→ **PROVIDED RECORDS**:
----
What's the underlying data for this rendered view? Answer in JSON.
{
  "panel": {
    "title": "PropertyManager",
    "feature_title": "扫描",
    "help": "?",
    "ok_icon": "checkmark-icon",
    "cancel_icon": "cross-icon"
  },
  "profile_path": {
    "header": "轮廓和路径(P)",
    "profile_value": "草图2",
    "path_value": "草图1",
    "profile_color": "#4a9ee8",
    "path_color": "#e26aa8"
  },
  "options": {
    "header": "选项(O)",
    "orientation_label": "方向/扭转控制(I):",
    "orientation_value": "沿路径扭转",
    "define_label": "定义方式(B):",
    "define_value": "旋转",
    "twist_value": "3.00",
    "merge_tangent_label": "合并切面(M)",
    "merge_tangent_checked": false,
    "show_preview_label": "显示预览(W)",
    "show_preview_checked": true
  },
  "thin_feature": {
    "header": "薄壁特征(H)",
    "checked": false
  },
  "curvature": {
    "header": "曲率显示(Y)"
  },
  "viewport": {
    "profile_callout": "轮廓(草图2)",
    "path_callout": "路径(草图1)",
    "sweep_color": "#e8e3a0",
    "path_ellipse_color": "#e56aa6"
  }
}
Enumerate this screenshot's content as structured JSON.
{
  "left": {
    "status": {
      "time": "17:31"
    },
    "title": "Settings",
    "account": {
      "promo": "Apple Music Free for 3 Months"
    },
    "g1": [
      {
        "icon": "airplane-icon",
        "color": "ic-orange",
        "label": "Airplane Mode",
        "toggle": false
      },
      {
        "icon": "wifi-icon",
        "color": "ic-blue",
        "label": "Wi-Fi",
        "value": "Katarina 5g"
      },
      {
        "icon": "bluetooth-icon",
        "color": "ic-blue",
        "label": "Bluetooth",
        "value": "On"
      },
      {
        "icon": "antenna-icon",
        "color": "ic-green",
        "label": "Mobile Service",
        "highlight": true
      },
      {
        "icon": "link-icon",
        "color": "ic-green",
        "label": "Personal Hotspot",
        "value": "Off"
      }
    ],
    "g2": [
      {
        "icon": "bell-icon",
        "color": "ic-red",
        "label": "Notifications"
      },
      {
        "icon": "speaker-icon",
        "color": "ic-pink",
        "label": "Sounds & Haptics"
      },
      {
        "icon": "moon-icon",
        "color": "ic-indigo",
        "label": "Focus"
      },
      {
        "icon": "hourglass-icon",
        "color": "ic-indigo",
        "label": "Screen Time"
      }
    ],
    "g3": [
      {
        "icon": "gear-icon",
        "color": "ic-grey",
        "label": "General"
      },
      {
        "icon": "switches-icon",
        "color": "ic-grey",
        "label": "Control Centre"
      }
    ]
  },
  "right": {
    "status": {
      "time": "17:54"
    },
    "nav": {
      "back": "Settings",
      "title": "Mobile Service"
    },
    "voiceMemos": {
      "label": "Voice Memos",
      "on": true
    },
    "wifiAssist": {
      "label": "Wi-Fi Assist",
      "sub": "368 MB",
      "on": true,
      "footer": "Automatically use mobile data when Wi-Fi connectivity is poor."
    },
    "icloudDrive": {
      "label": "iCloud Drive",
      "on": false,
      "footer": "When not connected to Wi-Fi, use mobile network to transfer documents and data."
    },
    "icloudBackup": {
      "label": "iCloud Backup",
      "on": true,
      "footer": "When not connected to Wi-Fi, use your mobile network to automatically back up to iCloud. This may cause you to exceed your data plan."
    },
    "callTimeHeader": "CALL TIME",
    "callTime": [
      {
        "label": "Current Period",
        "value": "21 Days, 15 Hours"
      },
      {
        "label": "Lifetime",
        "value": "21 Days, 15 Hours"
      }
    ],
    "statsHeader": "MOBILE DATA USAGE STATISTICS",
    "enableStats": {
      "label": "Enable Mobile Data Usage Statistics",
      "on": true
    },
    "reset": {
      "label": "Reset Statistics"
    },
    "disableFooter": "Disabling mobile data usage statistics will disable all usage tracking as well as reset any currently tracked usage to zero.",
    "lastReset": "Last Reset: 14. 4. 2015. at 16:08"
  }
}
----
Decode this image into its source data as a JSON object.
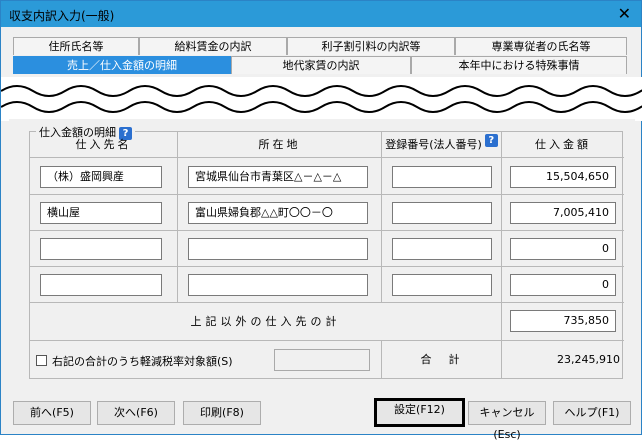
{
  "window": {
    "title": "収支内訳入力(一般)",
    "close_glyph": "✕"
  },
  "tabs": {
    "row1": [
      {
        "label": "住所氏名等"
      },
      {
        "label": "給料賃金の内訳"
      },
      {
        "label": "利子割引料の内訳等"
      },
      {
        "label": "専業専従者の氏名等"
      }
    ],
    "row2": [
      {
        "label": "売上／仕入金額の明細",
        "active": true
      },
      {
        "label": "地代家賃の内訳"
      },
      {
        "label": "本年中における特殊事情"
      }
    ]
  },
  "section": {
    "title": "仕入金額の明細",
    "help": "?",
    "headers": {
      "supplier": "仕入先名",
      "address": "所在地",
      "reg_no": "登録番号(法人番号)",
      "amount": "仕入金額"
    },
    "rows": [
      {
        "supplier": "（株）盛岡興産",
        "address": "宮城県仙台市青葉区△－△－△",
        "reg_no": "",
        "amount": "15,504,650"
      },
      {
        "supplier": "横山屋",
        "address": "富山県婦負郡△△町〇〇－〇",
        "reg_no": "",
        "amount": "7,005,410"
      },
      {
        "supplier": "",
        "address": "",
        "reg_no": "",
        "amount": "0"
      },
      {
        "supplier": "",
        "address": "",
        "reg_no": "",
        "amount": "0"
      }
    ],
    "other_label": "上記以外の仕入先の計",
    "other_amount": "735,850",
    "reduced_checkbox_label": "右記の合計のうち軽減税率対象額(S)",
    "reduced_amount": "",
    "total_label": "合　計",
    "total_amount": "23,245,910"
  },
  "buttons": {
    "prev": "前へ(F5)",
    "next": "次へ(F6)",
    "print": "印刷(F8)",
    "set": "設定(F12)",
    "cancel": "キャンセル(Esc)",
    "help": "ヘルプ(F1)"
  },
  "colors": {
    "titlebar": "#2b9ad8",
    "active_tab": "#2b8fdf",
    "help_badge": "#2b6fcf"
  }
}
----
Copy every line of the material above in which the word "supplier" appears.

→ **EXERCISE RESPONSE**:
      "supplier": "仕入先名",
        "supplier": "（株）盛岡興産",
        "supplier": "横山屋",
        "supplier": "",
        "supplier": "",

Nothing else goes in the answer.